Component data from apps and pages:
————————
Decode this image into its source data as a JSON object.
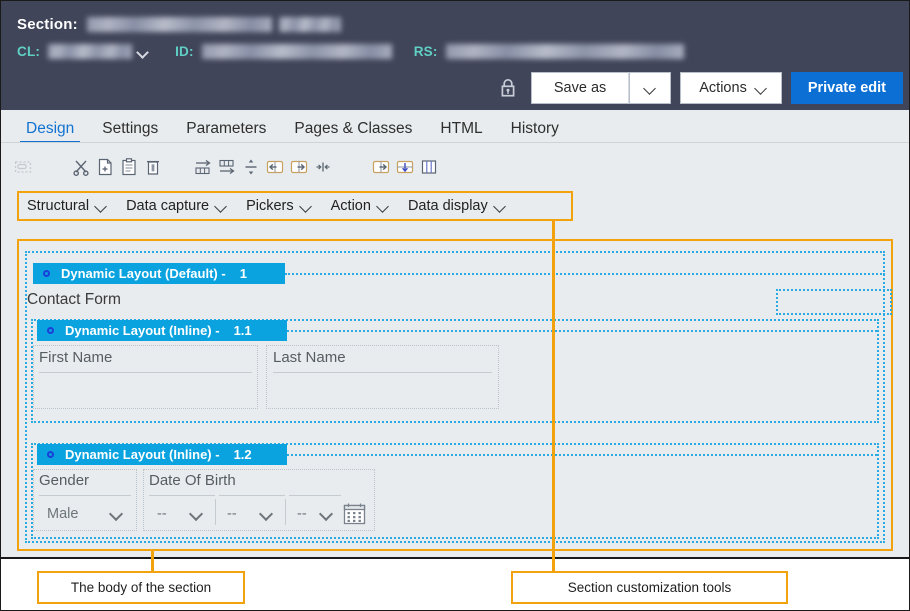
{
  "header": {
    "section_label": "Section:",
    "section_value_redacted": true,
    "cl_label": "CL:",
    "id_label": "ID:",
    "rs_label": "RS:",
    "lock_icon": "lock-icon",
    "buttons": {
      "save_as": "Save as",
      "save_as_caret": "chevron-down-icon",
      "actions": "Actions",
      "actions_caret": "chevron-down-icon",
      "private_edit": "Private edit"
    }
  },
  "tabs": [
    {
      "label": "Design",
      "active": true
    },
    {
      "label": "Settings",
      "active": false
    },
    {
      "label": "Parameters",
      "active": false
    },
    {
      "label": "Pages & Classes",
      "active": false
    },
    {
      "label": "HTML",
      "active": false
    },
    {
      "label": "History",
      "active": false
    }
  ],
  "icon_toolbar": [
    {
      "name": "select-region-icon",
      "disabled": true
    },
    {
      "name": "cut-icon",
      "disabled": false
    },
    {
      "name": "copy-new-icon",
      "disabled": false
    },
    {
      "name": "paste-icon",
      "disabled": false
    },
    {
      "name": "delete-icon",
      "disabled": false
    },
    {
      "name": "insert-row-icon",
      "disabled": false
    },
    {
      "name": "insert-column-icon",
      "disabled": false
    },
    {
      "name": "split-icon",
      "disabled": false
    },
    {
      "name": "move-left-icon",
      "disabled": false
    },
    {
      "name": "move-right-icon",
      "disabled": false
    },
    {
      "name": "merge-icon",
      "disabled": false
    },
    {
      "name": "insert-right-icon",
      "disabled": false
    },
    {
      "name": "insert-below-icon",
      "disabled": false
    },
    {
      "name": "columns-icon",
      "disabled": false
    }
  ],
  "categories": [
    {
      "label": "Structural",
      "caret": "chevron-down-icon"
    },
    {
      "label": "Data capture",
      "caret": "chevron-down-icon"
    },
    {
      "label": "Pickers",
      "caret": "chevron-down-icon"
    },
    {
      "label": "Action",
      "caret": "chevron-down-icon"
    },
    {
      "label": "Data display",
      "caret": "chevron-down-icon"
    }
  ],
  "canvas": {
    "layouts": [
      {
        "title": "Dynamic Layout (Default) -",
        "number": "1"
      },
      {
        "title": "Dynamic Layout (Inline) -",
        "number": "1.1"
      },
      {
        "title": "Dynamic Layout (Inline) -",
        "number": "1.2"
      }
    ],
    "contact_form_title": "Contact Form",
    "fields": {
      "first_name": "First Name",
      "last_name": "Last Name",
      "gender": "Gender",
      "gender_value": "Male",
      "date_of_birth": "Date Of Birth",
      "dob_day": "--",
      "dob_month": "--",
      "dob_year": "--",
      "calendar_icon": "calendar-icon"
    }
  },
  "callouts": {
    "body": "The body of the section",
    "tools": "Section customization tools"
  },
  "colors": {
    "header_bg": "#414559",
    "accent_blue": "#0aa3e0",
    "primary_button": "#0b6fd4",
    "highlight_orange": "#f2a20c",
    "teal_label": "#5fd0c4",
    "canvas_bg": "#e8ecee"
  }
}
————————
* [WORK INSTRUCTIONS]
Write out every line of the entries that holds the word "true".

* [RESULT OF THIS EXERCISE]
    "section_value_redacted": true,
      "active": true
      "disabled": true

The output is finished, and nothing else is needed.